* **GIVEN DATA**:
------------------------------------------------------------------------

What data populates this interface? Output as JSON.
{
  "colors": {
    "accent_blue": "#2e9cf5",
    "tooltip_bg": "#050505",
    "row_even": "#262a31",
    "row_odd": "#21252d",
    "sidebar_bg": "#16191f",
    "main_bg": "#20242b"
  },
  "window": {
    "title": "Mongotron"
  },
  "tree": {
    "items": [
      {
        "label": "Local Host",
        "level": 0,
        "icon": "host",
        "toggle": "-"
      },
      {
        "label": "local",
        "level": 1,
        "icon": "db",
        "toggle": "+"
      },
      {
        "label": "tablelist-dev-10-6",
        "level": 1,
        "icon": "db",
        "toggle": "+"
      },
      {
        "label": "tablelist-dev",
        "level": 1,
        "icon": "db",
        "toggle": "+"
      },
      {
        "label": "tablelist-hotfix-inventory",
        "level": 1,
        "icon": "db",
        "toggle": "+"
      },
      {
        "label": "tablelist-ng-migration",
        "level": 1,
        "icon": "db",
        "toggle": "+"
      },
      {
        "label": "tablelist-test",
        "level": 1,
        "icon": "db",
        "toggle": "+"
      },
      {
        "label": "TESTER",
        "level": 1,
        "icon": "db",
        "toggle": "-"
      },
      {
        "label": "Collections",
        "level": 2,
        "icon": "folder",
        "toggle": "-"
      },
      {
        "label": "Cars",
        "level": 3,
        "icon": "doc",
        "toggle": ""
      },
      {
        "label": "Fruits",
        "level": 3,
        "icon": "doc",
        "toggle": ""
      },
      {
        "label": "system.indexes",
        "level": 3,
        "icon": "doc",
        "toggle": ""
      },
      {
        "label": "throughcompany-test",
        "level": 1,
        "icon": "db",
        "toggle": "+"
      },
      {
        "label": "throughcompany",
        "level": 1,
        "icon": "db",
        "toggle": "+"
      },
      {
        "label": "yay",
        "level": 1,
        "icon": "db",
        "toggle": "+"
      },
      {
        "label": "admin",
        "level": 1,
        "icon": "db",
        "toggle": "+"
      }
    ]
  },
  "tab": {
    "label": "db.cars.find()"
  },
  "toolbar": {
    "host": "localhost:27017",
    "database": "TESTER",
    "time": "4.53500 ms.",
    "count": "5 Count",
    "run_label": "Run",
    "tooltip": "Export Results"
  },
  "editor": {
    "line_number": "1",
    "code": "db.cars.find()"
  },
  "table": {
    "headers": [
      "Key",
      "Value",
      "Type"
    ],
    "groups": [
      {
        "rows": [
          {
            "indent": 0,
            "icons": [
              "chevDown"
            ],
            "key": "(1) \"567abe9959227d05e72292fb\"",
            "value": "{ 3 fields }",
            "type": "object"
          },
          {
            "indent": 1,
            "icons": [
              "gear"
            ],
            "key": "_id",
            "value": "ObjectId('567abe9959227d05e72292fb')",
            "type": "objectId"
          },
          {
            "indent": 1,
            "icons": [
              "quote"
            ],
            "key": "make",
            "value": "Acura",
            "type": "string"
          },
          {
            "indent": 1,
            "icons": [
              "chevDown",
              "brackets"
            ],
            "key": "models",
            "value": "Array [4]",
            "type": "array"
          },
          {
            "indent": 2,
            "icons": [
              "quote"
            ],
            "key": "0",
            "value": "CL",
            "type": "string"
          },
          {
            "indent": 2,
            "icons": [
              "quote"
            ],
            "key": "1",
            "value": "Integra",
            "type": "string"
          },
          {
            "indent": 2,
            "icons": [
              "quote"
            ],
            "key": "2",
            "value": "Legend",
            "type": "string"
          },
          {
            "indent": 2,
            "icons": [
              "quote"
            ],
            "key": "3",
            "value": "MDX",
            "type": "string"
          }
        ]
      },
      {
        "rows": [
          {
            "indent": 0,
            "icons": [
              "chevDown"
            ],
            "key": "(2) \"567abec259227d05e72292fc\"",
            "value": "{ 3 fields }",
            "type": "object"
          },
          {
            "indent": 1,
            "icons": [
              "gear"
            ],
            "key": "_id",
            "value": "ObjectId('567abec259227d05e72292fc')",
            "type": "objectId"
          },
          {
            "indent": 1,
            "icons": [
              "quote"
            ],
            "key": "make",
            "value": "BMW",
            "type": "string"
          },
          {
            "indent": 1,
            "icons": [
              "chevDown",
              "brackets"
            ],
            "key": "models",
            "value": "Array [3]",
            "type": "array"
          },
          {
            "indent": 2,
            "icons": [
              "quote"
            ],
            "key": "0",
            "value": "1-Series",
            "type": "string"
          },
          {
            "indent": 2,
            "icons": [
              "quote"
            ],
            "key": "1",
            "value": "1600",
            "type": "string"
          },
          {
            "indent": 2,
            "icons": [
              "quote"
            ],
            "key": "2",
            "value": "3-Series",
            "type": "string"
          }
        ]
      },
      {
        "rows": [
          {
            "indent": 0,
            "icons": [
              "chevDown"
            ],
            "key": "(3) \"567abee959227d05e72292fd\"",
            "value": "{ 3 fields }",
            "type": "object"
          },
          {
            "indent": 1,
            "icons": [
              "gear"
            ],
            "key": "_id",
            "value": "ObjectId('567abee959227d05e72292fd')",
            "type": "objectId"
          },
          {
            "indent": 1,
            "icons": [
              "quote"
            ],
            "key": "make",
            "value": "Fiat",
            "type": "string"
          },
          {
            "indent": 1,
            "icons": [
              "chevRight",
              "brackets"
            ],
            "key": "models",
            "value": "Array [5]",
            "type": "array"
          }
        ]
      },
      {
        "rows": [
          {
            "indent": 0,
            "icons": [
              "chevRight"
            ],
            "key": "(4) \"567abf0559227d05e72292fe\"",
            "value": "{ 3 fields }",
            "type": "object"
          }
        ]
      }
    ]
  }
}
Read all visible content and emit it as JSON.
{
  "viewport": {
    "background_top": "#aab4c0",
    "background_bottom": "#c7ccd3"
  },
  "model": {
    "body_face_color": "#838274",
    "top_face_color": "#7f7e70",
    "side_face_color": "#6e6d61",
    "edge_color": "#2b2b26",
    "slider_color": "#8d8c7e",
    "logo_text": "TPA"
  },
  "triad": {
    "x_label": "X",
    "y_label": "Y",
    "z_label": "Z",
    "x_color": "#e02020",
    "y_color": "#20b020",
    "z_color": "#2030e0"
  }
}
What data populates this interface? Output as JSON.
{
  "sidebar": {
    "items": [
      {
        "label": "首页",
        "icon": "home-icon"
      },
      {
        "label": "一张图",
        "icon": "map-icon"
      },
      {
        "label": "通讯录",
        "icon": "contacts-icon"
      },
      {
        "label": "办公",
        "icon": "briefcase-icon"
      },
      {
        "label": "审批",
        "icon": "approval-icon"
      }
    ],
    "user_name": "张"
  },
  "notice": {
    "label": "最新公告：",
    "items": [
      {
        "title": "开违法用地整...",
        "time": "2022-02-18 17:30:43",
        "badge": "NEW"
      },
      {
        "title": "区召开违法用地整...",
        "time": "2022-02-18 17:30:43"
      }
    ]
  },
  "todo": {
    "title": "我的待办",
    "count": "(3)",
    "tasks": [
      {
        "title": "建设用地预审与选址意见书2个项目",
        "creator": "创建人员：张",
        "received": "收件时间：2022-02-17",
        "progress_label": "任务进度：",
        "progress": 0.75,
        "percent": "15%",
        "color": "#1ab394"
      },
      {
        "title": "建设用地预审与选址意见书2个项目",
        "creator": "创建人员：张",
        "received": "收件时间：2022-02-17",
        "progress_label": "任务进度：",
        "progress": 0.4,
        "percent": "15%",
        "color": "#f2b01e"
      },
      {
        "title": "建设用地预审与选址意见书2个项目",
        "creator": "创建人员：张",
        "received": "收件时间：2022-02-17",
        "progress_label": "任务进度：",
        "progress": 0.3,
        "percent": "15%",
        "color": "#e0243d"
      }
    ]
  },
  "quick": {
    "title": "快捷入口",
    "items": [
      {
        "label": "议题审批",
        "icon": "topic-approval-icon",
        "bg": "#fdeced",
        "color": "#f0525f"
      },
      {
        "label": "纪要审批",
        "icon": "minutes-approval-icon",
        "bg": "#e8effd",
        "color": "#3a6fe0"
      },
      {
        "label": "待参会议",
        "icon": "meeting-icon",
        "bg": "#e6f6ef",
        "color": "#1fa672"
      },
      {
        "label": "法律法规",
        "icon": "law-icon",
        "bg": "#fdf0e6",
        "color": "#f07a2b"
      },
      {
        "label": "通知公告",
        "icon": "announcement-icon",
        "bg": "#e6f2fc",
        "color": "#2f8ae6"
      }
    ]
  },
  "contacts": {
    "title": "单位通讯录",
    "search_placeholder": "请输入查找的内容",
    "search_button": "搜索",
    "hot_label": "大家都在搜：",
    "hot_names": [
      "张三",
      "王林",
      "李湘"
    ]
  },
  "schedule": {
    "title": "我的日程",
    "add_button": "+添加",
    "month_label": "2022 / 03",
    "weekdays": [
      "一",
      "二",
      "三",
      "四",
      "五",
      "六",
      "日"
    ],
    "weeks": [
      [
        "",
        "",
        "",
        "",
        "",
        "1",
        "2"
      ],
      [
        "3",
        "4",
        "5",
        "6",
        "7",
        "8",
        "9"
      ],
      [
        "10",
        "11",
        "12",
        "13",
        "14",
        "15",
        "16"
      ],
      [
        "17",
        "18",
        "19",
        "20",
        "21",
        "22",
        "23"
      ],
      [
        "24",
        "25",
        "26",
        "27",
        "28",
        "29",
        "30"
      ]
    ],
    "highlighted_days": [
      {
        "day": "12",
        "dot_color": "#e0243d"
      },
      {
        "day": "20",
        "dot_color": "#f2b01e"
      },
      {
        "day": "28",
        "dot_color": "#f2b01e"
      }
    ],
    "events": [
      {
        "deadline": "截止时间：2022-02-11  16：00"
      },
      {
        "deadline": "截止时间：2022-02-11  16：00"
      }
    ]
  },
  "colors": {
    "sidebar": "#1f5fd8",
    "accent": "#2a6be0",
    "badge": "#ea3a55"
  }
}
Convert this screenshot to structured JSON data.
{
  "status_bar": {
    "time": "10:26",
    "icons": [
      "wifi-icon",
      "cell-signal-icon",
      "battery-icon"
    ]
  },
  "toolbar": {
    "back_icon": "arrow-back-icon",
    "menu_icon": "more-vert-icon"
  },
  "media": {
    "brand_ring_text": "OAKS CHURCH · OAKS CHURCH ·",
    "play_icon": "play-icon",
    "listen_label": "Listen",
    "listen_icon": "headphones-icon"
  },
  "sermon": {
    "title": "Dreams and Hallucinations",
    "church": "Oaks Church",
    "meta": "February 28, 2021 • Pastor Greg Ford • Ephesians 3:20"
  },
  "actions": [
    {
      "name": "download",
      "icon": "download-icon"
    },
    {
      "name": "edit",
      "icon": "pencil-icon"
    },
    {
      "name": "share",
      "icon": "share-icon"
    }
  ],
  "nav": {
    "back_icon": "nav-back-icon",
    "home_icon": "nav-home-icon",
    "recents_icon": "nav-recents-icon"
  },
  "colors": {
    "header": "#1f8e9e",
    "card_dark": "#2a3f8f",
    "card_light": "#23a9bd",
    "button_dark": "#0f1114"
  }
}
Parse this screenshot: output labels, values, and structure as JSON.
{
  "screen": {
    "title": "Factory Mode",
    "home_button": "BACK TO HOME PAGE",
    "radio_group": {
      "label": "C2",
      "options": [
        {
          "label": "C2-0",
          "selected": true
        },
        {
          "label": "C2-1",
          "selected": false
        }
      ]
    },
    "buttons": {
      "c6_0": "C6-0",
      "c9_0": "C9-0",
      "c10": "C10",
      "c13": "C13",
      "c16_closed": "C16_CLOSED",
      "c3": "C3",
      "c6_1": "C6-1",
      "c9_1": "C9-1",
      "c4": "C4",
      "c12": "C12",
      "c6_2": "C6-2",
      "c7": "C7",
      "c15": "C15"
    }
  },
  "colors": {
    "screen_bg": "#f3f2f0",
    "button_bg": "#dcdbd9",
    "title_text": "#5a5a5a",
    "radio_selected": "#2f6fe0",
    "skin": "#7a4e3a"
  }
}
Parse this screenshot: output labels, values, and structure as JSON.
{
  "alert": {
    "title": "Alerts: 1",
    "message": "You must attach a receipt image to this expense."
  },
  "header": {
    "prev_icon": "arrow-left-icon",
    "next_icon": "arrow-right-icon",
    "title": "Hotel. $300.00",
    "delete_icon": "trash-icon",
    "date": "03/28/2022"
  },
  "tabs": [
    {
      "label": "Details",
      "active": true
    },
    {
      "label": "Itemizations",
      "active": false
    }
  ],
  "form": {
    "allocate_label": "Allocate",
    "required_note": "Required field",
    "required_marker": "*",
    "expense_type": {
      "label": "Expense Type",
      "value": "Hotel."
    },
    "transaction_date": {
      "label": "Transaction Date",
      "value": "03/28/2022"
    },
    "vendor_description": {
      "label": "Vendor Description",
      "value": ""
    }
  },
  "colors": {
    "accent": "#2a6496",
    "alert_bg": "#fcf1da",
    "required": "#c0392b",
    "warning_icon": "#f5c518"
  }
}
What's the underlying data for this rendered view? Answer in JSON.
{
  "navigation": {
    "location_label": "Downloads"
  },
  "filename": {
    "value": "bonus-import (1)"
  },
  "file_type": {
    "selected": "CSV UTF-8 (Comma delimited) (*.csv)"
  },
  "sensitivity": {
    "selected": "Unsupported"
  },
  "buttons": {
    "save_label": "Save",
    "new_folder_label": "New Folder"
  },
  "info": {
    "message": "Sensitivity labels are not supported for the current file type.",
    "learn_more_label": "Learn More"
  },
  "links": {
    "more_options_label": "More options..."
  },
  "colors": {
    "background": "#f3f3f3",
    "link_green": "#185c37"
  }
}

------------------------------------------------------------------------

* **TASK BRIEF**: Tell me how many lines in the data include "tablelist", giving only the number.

* **RESULT**: 5